## Your instructions
Your job is to retype the records exactly while dropping every picture.

## Records for this task

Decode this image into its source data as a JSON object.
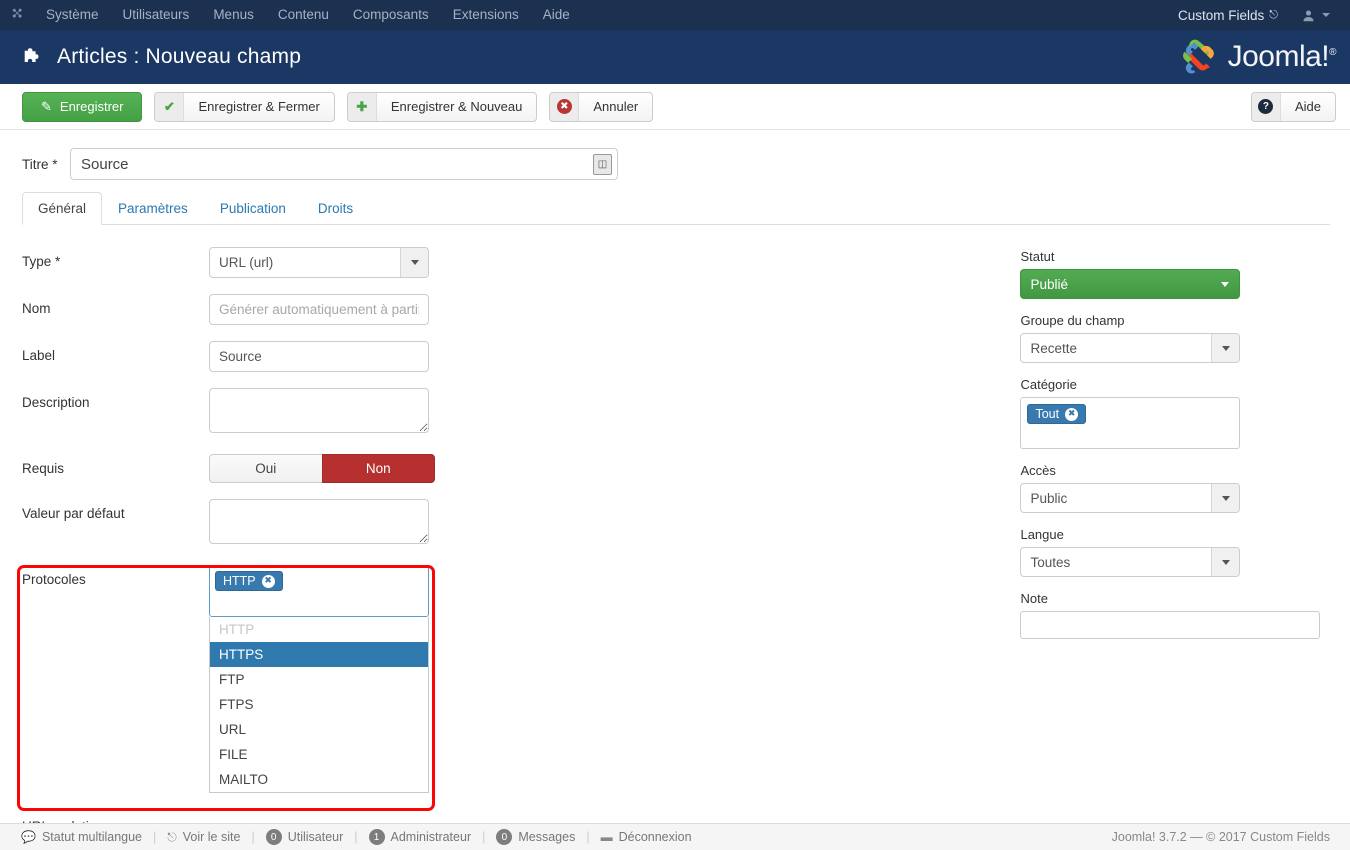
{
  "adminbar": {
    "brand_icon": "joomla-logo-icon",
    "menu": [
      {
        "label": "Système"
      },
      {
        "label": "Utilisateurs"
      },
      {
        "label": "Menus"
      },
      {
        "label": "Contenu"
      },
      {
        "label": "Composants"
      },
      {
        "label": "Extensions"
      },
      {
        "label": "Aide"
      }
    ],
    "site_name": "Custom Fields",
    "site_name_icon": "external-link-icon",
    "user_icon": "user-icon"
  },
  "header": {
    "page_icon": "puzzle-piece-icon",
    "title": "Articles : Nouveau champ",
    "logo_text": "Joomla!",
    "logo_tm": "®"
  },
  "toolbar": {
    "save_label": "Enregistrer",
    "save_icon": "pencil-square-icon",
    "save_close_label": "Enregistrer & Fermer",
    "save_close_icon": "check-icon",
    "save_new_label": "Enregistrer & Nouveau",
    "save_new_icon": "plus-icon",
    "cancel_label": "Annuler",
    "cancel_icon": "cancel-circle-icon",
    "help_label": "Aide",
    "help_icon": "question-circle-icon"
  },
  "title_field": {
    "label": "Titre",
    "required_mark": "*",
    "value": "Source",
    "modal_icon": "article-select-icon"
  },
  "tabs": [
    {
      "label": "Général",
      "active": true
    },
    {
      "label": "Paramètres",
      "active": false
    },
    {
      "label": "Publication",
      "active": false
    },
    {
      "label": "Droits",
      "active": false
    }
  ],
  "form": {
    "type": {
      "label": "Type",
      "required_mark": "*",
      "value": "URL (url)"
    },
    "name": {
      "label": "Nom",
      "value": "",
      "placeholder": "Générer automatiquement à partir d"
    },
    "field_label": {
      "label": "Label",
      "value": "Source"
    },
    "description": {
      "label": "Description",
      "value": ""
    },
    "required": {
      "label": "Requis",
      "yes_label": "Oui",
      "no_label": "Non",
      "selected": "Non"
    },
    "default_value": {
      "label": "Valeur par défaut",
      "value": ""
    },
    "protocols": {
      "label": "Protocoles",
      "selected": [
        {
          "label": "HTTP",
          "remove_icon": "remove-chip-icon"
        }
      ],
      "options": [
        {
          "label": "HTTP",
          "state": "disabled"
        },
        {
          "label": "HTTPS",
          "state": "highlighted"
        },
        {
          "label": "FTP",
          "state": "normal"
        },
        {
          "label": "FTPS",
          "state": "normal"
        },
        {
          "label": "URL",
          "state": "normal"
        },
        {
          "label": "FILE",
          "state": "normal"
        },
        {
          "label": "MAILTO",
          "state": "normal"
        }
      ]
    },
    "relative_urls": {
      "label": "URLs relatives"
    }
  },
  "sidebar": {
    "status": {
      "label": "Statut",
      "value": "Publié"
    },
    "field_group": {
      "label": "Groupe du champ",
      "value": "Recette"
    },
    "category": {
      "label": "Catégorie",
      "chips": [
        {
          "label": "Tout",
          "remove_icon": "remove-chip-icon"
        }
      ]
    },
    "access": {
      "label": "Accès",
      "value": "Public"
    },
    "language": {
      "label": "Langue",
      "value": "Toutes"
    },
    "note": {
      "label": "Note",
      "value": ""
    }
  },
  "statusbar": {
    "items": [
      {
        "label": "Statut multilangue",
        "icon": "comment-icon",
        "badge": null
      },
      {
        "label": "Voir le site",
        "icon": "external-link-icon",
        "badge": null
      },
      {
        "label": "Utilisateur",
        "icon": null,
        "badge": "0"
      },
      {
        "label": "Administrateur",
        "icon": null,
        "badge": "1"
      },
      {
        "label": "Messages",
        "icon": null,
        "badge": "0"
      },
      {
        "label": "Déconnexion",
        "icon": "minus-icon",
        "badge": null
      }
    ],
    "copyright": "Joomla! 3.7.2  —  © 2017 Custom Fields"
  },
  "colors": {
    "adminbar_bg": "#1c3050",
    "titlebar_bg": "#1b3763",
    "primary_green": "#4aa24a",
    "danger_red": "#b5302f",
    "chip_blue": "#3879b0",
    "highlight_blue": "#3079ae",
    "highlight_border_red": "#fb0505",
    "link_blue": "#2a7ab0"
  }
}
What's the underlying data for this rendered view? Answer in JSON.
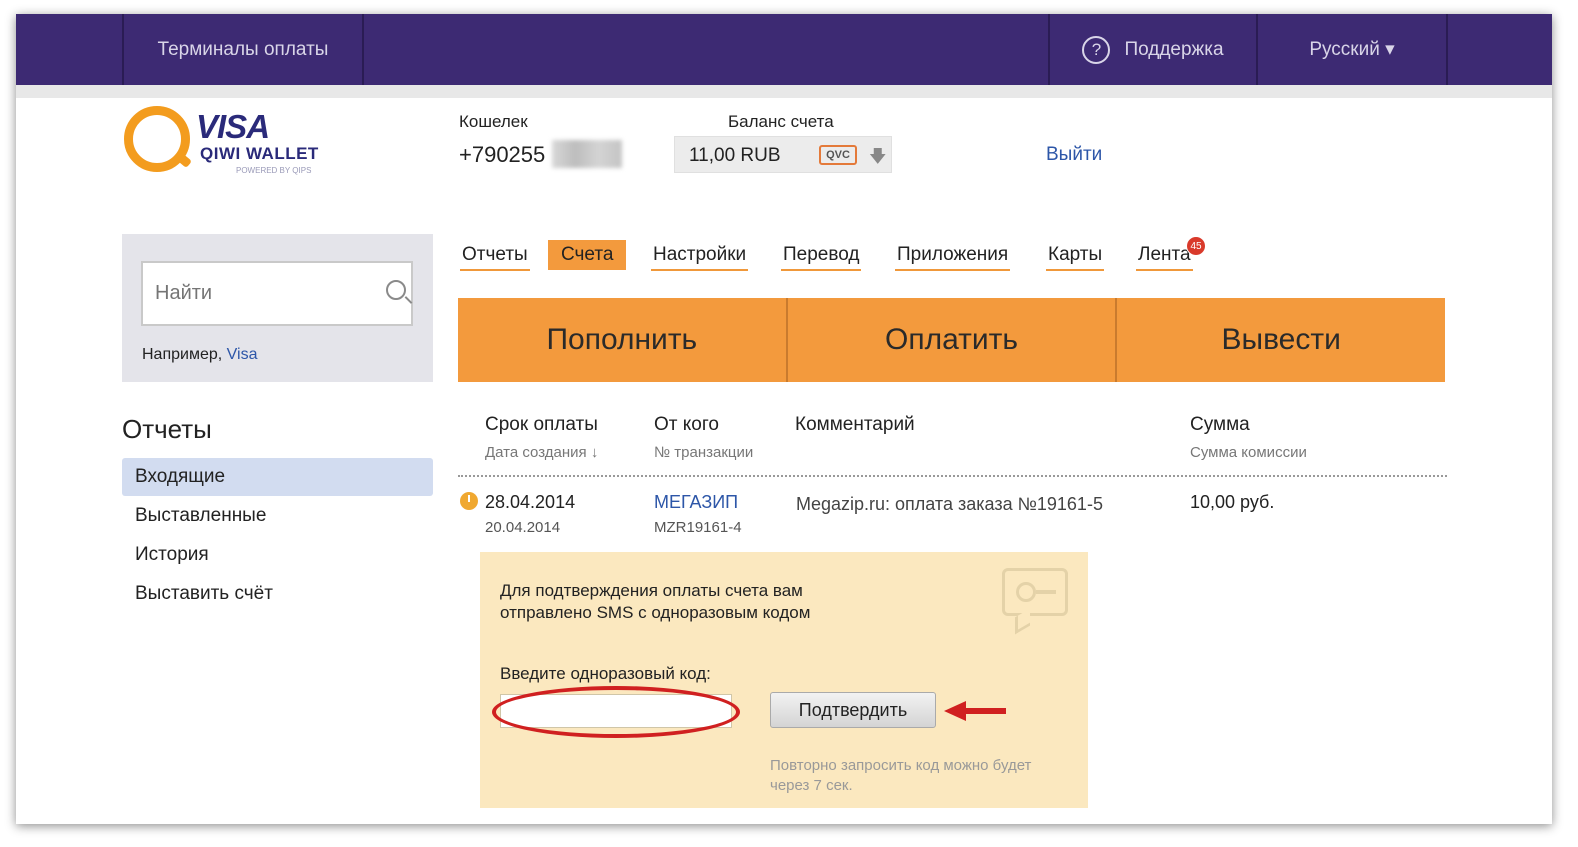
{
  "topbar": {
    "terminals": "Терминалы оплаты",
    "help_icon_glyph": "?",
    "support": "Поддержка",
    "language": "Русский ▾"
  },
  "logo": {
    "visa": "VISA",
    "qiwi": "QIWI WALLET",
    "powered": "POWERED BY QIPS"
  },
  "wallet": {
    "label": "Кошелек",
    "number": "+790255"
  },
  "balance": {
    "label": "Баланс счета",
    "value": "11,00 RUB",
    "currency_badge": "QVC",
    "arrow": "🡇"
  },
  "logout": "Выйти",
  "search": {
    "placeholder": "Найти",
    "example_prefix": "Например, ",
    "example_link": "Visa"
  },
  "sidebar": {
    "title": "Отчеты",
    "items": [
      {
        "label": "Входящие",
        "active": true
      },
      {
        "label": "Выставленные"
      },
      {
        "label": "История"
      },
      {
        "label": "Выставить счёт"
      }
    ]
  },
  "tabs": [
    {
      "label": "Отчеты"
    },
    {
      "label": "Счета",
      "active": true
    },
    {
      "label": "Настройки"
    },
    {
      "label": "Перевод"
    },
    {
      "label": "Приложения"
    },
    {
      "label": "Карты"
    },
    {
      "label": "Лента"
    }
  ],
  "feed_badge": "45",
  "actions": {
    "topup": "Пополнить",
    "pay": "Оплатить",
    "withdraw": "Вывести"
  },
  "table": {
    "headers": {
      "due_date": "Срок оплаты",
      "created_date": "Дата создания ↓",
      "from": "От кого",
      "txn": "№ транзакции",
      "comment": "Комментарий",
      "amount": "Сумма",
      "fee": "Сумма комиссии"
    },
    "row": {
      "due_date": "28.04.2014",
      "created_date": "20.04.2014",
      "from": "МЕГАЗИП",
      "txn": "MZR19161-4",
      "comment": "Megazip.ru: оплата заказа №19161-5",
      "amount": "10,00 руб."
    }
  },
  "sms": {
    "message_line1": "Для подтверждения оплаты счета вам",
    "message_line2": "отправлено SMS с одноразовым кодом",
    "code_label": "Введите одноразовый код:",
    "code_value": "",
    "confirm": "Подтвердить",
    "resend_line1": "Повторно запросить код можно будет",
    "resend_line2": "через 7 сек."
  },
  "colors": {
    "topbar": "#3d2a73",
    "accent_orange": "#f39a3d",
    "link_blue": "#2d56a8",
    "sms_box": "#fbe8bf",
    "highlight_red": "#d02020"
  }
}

## Output of the exercise
Decode this image into its source data as a JSON object.
{
  "adminbar": {
    "brand_icon": "joomla-logo-icon",
    "menu": [
      {
        "label": "Système"
      },
      {
        "label": "Utilisateurs"
      },
      {
        "label": "Menus"
      },
      {
        "label": "Contenu"
      },
      {
        "label": "Composants"
      },
      {
        "label": "Extensions"
      },
      {
        "label": "Aide"
      }
    ],
    "site_name": "Custom Fields",
    "site_name_icon": "external-link-icon",
    "user_icon": "user-icon"
  },
  "header": {
    "page_icon": "puzzle-piece-icon",
    "title": "Articles : Nouveau champ",
    "logo_text": "Joomla!",
    "logo_tm": "®"
  },
  "toolbar": {
    "save_label": "Enregistrer",
    "save_icon": "pencil-square-icon",
    "save_close_label": "Enregistrer & Fermer",
    "save_close_icon": "check-icon",
    "save_new_label": "Enregistrer & Nouveau",
    "save_new_icon": "plus-icon",
    "cancel_label": "Annuler",
    "cancel_icon": "cancel-circle-icon",
    "help_label": "Aide",
    "help_icon": "question-circle-icon"
  },
  "title_field": {
    "label": "Titre",
    "required_mark": "*",
    "value": "Source",
    "modal_icon": "article-select-icon"
  },
  "tabs": [
    {
      "label": "Général",
      "active": true
    },
    {
      "label": "Paramètres",
      "active": false
    },
    {
      "label": "Publication",
      "active": false
    },
    {
      "label": "Droits",
      "active": false
    }
  ],
  "form": {
    "type": {
      "label": "Type",
      "required_mark": "*",
      "value": "URL (url)"
    },
    "name": {
      "label": "Nom",
      "value": "",
      "placeholder": "Générer automatiquement à partir d"
    },
    "field_label": {
      "label": "Label",
      "value": "Source"
    },
    "description": {
      "label": "Description",
      "value": ""
    },
    "required": {
      "label": "Requis",
      "yes_label": "Oui",
      "no_label": "Non",
      "selected": "Non"
    },
    "default_value": {
      "label": "Valeur par défaut",
      "value": ""
    },
    "protocols": {
      "label": "Protocoles",
      "selected": [
        {
          "label": "HTTP",
          "remove_icon": "remove-chip-icon"
        }
      ],
      "options": [
        {
          "label": "HTTP",
          "state": "disabled"
        },
        {
          "label": "HTTPS",
          "state": "highlighted"
        },
        {
          "label": "FTP",
          "state": "normal"
        },
        {
          "label": "FTPS",
          "state": "normal"
        },
        {
          "label": "URL",
          "state": "normal"
        },
        {
          "label": "FILE",
          "state": "normal"
        },
        {
          "label": "MAILTO",
          "state": "normal"
        }
      ]
    },
    "relative_urls": {
      "label": "URLs relatives"
    }
  },
  "sidebar": {
    "status": {
      "label": "Statut",
      "value": "Publié"
    },
    "field_group": {
      "label": "Groupe du champ",
      "value": "Recette"
    },
    "category": {
      "label": "Catégorie",
      "chips": [
        {
          "label": "Tout",
          "remove_icon": "remove-chip-icon"
        }
      ]
    },
    "access": {
      "label": "Accès",
      "value": "Public"
    },
    "language": {
      "label": "Langue",
      "value": "Toutes"
    },
    "note": {
      "label": "Note",
      "value": ""
    }
  },
  "statusbar": {
    "items": [
      {
        "label": "Statut multilangue",
        "icon": "comment-icon",
        "badge": null
      },
      {
        "label": "Voir le site",
        "icon": "external-link-icon",
        "badge": null
      },
      {
        "label": "Utilisateur",
        "icon": null,
        "badge": "0"
      },
      {
        "label": "Administrateur",
        "icon": null,
        "badge": "1"
      },
      {
        "label": "Messages",
        "icon": null,
        "badge": "0"
      },
      {
        "label": "Déconnexion",
        "icon": "minus-icon",
        "badge": null
      }
    ],
    "copyright": "Joomla! 3.7.2  —  © 2017 Custom Fields"
  },
  "colors": {
    "adminbar_bg": "#1c3050",
    "titlebar_bg": "#1b3763",
    "primary_green": "#4aa24a",
    "danger_red": "#b5302f",
    "chip_blue": "#3879b0",
    "highlight_blue": "#3079ae",
    "highlight_border_red": "#fb0505",
    "link_blue": "#2a7ab0"
  }
}
What's the underlying data for this rendered view? Answer in JSON.
{
  "topbar": {
    "terminals": "Терминалы оплаты",
    "help_icon_glyph": "?",
    "support": "Поддержка",
    "language": "Русский ▾"
  },
  "logo": {
    "visa": "VISA",
    "qiwi": "QIWI WALLET",
    "powered": "POWERED BY QIPS"
  },
  "wallet": {
    "label": "Кошелек",
    "number": "+790255"
  },
  "balance": {
    "label": "Баланс счета",
    "value": "11,00 RUB",
    "currency_badge": "QVC",
    "arrow": "🡇"
  },
  "logout": "Выйти",
  "search": {
    "placeholder": "Найти",
    "example_prefix": "Например, ",
    "example_link": "Visa"
  },
  "sidebar": {
    "title": "Отчеты",
    "items": [
      {
        "label": "Входящие",
        "active": true
      },
      {
        "label": "Выставленные"
      },
      {
        "label": "История"
      },
      {
        "label": "Выставить счёт"
      }
    ]
  },
  "tabs": [
    {
      "label": "Отчеты"
    },
    {
      "label": "Счета",
      "active": true
    },
    {
      "label": "Настройки"
    },
    {
      "label": "Перевод"
    },
    {
      "label": "Приложения"
    },
    {
      "label": "Карты"
    },
    {
      "label": "Лента"
    }
  ],
  "feed_badge": "45",
  "actions": {
    "topup": "Пополнить",
    "pay": "Оплатить",
    "withdraw": "Вывести"
  },
  "table": {
    "headers": {
      "due_date": "Срок оплаты",
      "created_date": "Дата создания ↓",
      "from": "От кого",
      "txn": "№ транзакции",
      "comment": "Комментарий",
      "amount": "Сумма",
      "fee": "Сумма комиссии"
    },
    "row": {
      "due_date": "28.04.2014",
      "created_date": "20.04.2014",
      "from": "МЕГАЗИП",
      "txn": "MZR19161-4",
      "comment": "Megazip.ru: оплата заказа №19161-5",
      "amount": "10,00 руб."
    }
  },
  "sms": {
    "message_line1": "Для подтверждения оплаты счета вам",
    "message_line2": "отправлено SMS с одноразовым кодом",
    "code_label": "Введите одноразовый код:",
    "code_value": "",
    "confirm": "Подтвердить",
    "resend_line1": "Повторно запросить код можно будет",
    "resend_line2": "через 7 сек."
  },
  "colors": {
    "topbar": "#3d2a73",
    "accent_orange": "#f39a3d",
    "link_blue": "#2d56a8",
    "sms_box": "#fbe8bf",
    "highlight_red": "#d02020"
  }
}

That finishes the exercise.